──────── Dataset records ────────
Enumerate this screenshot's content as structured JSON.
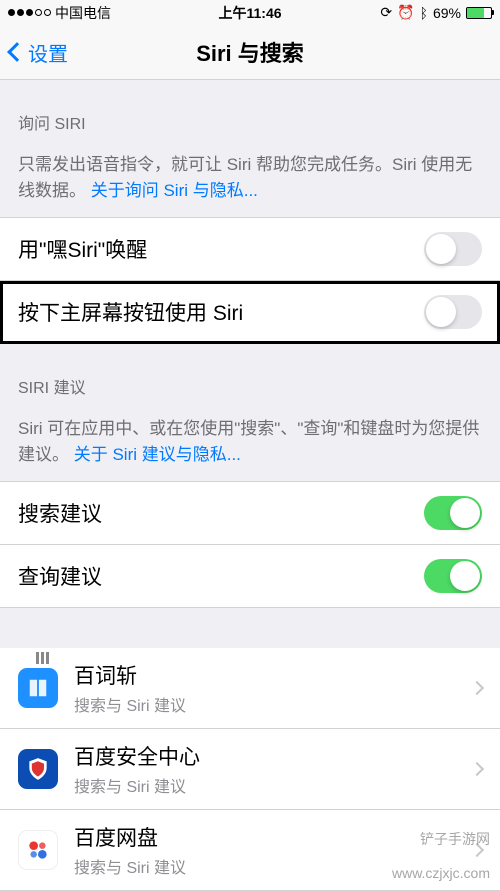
{
  "status": {
    "carrier": "中国电信",
    "time": "上午11:46",
    "battery_pct": "69%"
  },
  "nav": {
    "back": "设置",
    "title": "Siri 与搜索"
  },
  "ask_siri": {
    "header": "询问 SIRI",
    "desc_a": "只需发出语音指令，就可让 Siri 帮助您完成任务。Siri 使用无线数据。",
    "link": "关于询问 Siri 与隐私...",
    "row_hey_siri": "用\"嘿Siri\"唤醒",
    "row_home_btn": "按下主屏幕按钮使用 Siri"
  },
  "suggestions": {
    "header": "SIRI 建议",
    "desc_a": "Siri 可在应用中、或在您使用\"搜索\"、\"查询\"和键盘时为您提供建议。",
    "link": "关于 Siri 建议与隐私...",
    "row_search": "搜索建议",
    "row_lookup": "查询建议"
  },
  "apps": {
    "subtitle": "搜索与 Siri 建议",
    "items": [
      {
        "name": "百词斩"
      },
      {
        "name": "百度安全中心"
      },
      {
        "name": "百度网盘"
      }
    ]
  },
  "watermarks": {
    "w1": "铲子手游网",
    "w2": "www.czjxjc.com"
  }
}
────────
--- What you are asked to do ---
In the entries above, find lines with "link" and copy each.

--- Response for this exercise ---
    "link": "关于询问 Siri 与隐私...",
    "link": "关于 Siri 建议与隐私...",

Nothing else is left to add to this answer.